Entries from a dataset of interfaces
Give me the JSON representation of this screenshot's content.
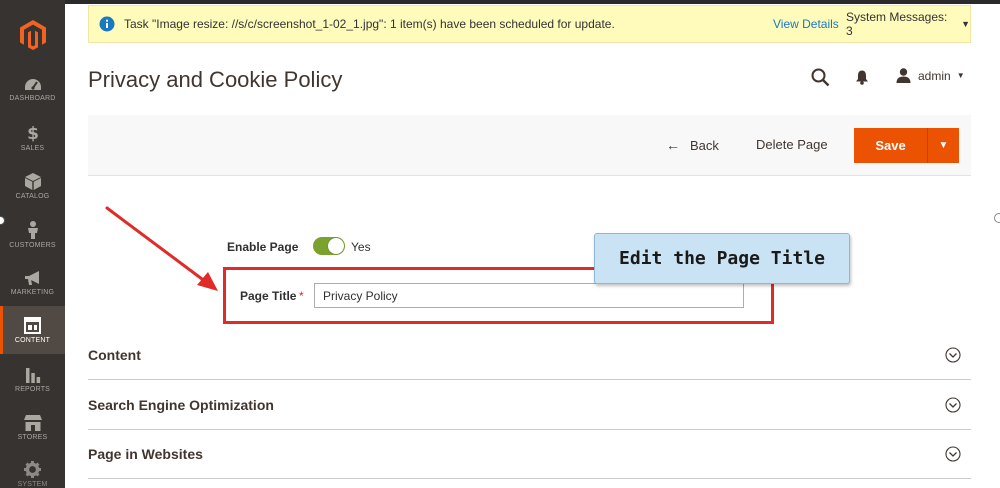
{
  "notification": {
    "message": "Task \"Image resize: //s/c/screenshot_1-02_1.jpg\": 1 item(s) have been scheduled for update.",
    "view_details": "View Details",
    "system_messages": "System Messages: 3"
  },
  "sidebar": {
    "items": [
      {
        "label": "DASHBOARD",
        "icon": "dashboard-icon"
      },
      {
        "label": "SALES",
        "icon": "dollar-icon"
      },
      {
        "label": "CATALOG",
        "icon": "cube-icon"
      },
      {
        "label": "CUSTOMERS",
        "icon": "person-icon"
      },
      {
        "label": "MARKETING",
        "icon": "megaphone-icon"
      },
      {
        "label": "CONTENT",
        "icon": "layout-icon",
        "active": true
      },
      {
        "label": "REPORTS",
        "icon": "bar-chart-icon"
      },
      {
        "label": "STORES",
        "icon": "store-icon"
      },
      {
        "label": "SYSTEM",
        "icon": "gear-icon"
      }
    ]
  },
  "header": {
    "title": "Privacy and Cookie Policy",
    "user": "admin"
  },
  "actions": {
    "back": "Back",
    "delete": "Delete Page",
    "save": "Save"
  },
  "form": {
    "enable_label": "Enable Page",
    "enable_value": "Yes",
    "title_label": "Page Title",
    "required_mark": "*",
    "title_value": "Privacy Policy"
  },
  "callout": {
    "text": "Edit the Page Title"
  },
  "sections": [
    {
      "title": "Content"
    },
    {
      "title": "Search Engine Optimization"
    },
    {
      "title": "Page in Websites"
    }
  ],
  "colors": {
    "accent": "#eb5202",
    "toggle_on": "#79a22e",
    "highlight": "#e02b27",
    "callout_bg": "#c9e3f5"
  }
}
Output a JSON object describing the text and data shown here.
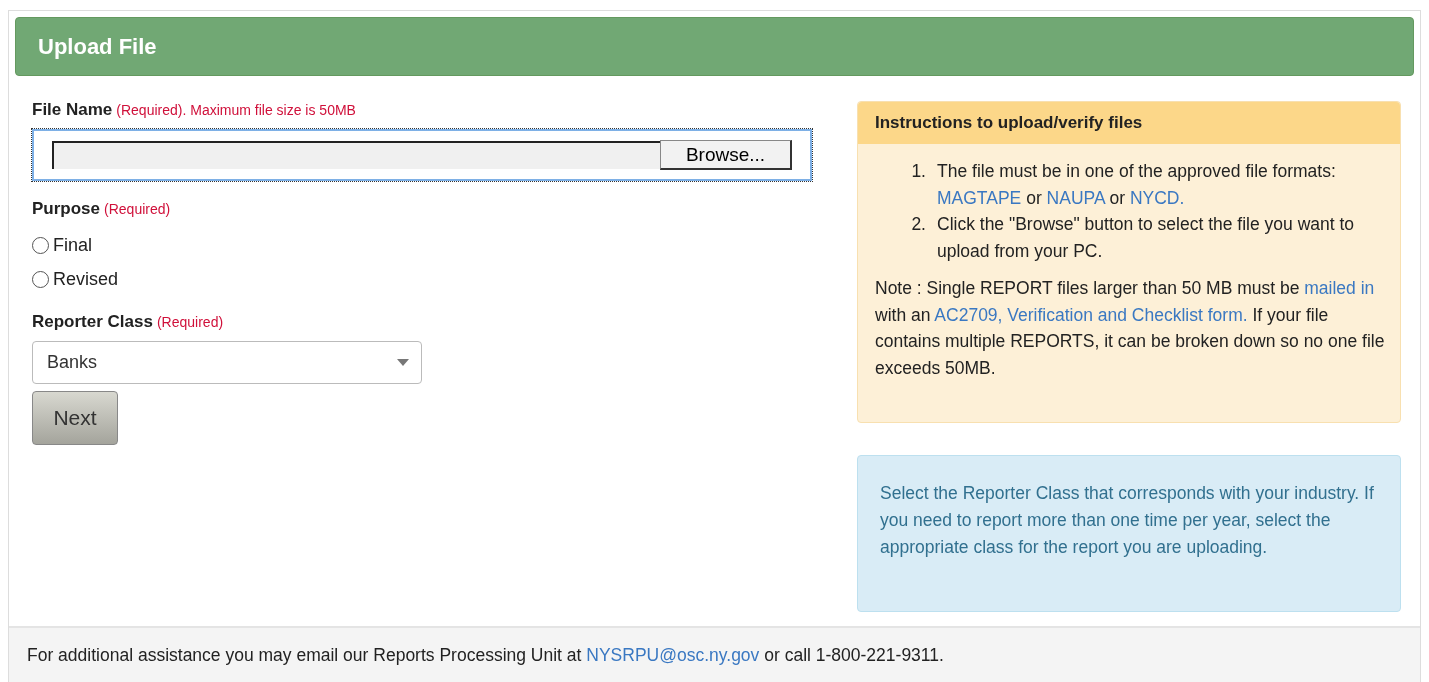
{
  "header": {
    "title": "Upload File"
  },
  "file_name": {
    "label": "File Name",
    "note": "(Required). Maximum file size is 50MB",
    "browse": "Browse..."
  },
  "purpose": {
    "label": "Purpose",
    "note": "(Required)",
    "options": [
      {
        "label": "Final",
        "selected": false
      },
      {
        "label": "Revised",
        "selected": false
      }
    ]
  },
  "reporter_class": {
    "label": "Reporter Class",
    "note": "(Required)",
    "value": "Banks"
  },
  "next_button": "Next",
  "instructions": {
    "title": "Instructions to upload/verify files",
    "steps": [
      [
        {
          "kind": "text",
          "text": "The file must be in one of the approved file formats: "
        },
        {
          "kind": "link",
          "text": "MAGTAPE"
        },
        {
          "kind": "text",
          "text": " or "
        },
        {
          "kind": "link",
          "text": "NAUPA"
        },
        {
          "kind": "text",
          "text": " or "
        },
        {
          "kind": "link",
          "text": "NYCD."
        }
      ],
      [
        {
          "kind": "text",
          "text": "Click the \"Browse\" button to select the file you want to upload from your PC."
        }
      ]
    ],
    "numbers": [
      "1.",
      "2."
    ],
    "note": [
      {
        "kind": "text",
        "text": "Note : Single REPORT files larger than 50 MB must be "
      },
      {
        "kind": "link",
        "text": "mailed in"
      },
      {
        "kind": "text",
        "text": " with an "
      },
      {
        "kind": "link",
        "text": "AC2709, Verification and Checklist form."
      },
      {
        "kind": "text",
        "text": " If your file contains multiple REPORTS, it can be broken down so no one file exceeds 50MB."
      }
    ]
  },
  "info": "Select the Reporter Class that corresponds with your industry. If you need to report more than one time per year, select the appropriate class for the report you are uploading.",
  "footer": [
    {
      "kind": "text",
      "text": "For additional assistance you may email our Reports Processing Unit at "
    },
    {
      "kind": "link",
      "text": "NYSRPU@osc.ny.gov"
    },
    {
      "kind": "text",
      "text": " or call 1-800-221-9311."
    }
  ]
}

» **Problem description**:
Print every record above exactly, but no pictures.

» **Answer section**:
Give me the JSON representation of this screenshot's content.
{
  "notification": {
    "message": "Task \"Image resize: //s/c/screenshot_1-02_1.jpg\": 1 item(s) have been scheduled for update.",
    "view_details": "View Details",
    "system_messages": "System Messages: 3"
  },
  "sidebar": {
    "items": [
      {
        "label": "DASHBOARD",
        "icon": "dashboard-icon"
      },
      {
        "label": "SALES",
        "icon": "dollar-icon"
      },
      {
        "label": "CATALOG",
        "icon": "cube-icon"
      },
      {
        "label": "CUSTOMERS",
        "icon": "person-icon"
      },
      {
        "label": "MARKETING",
        "icon": "megaphone-icon"
      },
      {
        "label": "CONTENT",
        "icon": "layout-icon",
        "active": true
      },
      {
        "label": "REPORTS",
        "icon": "bar-chart-icon"
      },
      {
        "label": "STORES",
        "icon": "store-icon"
      },
      {
        "label": "SYSTEM",
        "icon": "gear-icon"
      }
    ]
  },
  "header": {
    "title": "Privacy and Cookie Policy",
    "user": "admin"
  },
  "actions": {
    "back": "Back",
    "delete": "Delete Page",
    "save": "Save"
  },
  "form": {
    "enable_label": "Enable Page",
    "enable_value": "Yes",
    "title_label": "Page Title",
    "required_mark": "*",
    "title_value": "Privacy Policy"
  },
  "callout": {
    "text": "Edit the Page Title"
  },
  "sections": [
    {
      "title": "Content"
    },
    {
      "title": "Search Engine Optimization"
    },
    {
      "title": "Page in Websites"
    }
  ],
  "colors": {
    "accent": "#eb5202",
    "toggle_on": "#79a22e",
    "highlight": "#e02b27",
    "callout_bg": "#c9e3f5"
  }
}
Output a JSON object describing the text and data shown here.
{
  "header": {
    "title": "Upload File"
  },
  "file_name": {
    "label": "File Name",
    "note": "(Required). Maximum file size is 50MB",
    "browse": "Browse..."
  },
  "purpose": {
    "label": "Purpose",
    "note": "(Required)",
    "options": [
      {
        "label": "Final",
        "selected": false
      },
      {
        "label": "Revised",
        "selected": false
      }
    ]
  },
  "reporter_class": {
    "label": "Reporter Class",
    "note": "(Required)",
    "value": "Banks"
  },
  "next_button": "Next",
  "instructions": {
    "title": "Instructions to upload/verify files",
    "steps": [
      [
        {
          "kind": "text",
          "text": "The file must be in one of the approved file formats: "
        },
        {
          "kind": "link",
          "text": "MAGTAPE"
        },
        {
          "kind": "text",
          "text": " or "
        },
        {
          "kind": "link",
          "text": "NAUPA"
        },
        {
          "kind": "text",
          "text": " or "
        },
        {
          "kind": "link",
          "text": "NYCD."
        }
      ],
      [
        {
          "kind": "text",
          "text": "Click the \"Browse\" button to select the file you want to upload from your PC."
        }
      ]
    ],
    "numbers": [
      "1.",
      "2."
    ],
    "note": [
      {
        "kind": "text",
        "text": "Note : Single REPORT files larger than 50 MB must be "
      },
      {
        "kind": "link",
        "text": "mailed in"
      },
      {
        "kind": "text",
        "text": " with an "
      },
      {
        "kind": "link",
        "text": "AC2709, Verification and Checklist form."
      },
      {
        "kind": "text",
        "text": " If your file contains multiple REPORTS, it can be broken down so no one file exceeds 50MB."
      }
    ]
  },
  "info": "Select the Reporter Class that corresponds with your industry. If you need to report more than one time per year, select the appropriate class for the report you are uploading.",
  "footer": [
    {
      "kind": "text",
      "text": "For additional assistance you may email our Reports Processing Unit at "
    },
    {
      "kind": "link",
      "text": "NYSRPU@osc.ny.gov"
    },
    {
      "kind": "text",
      "text": " or call 1-800-221-9311."
    }
  ]
}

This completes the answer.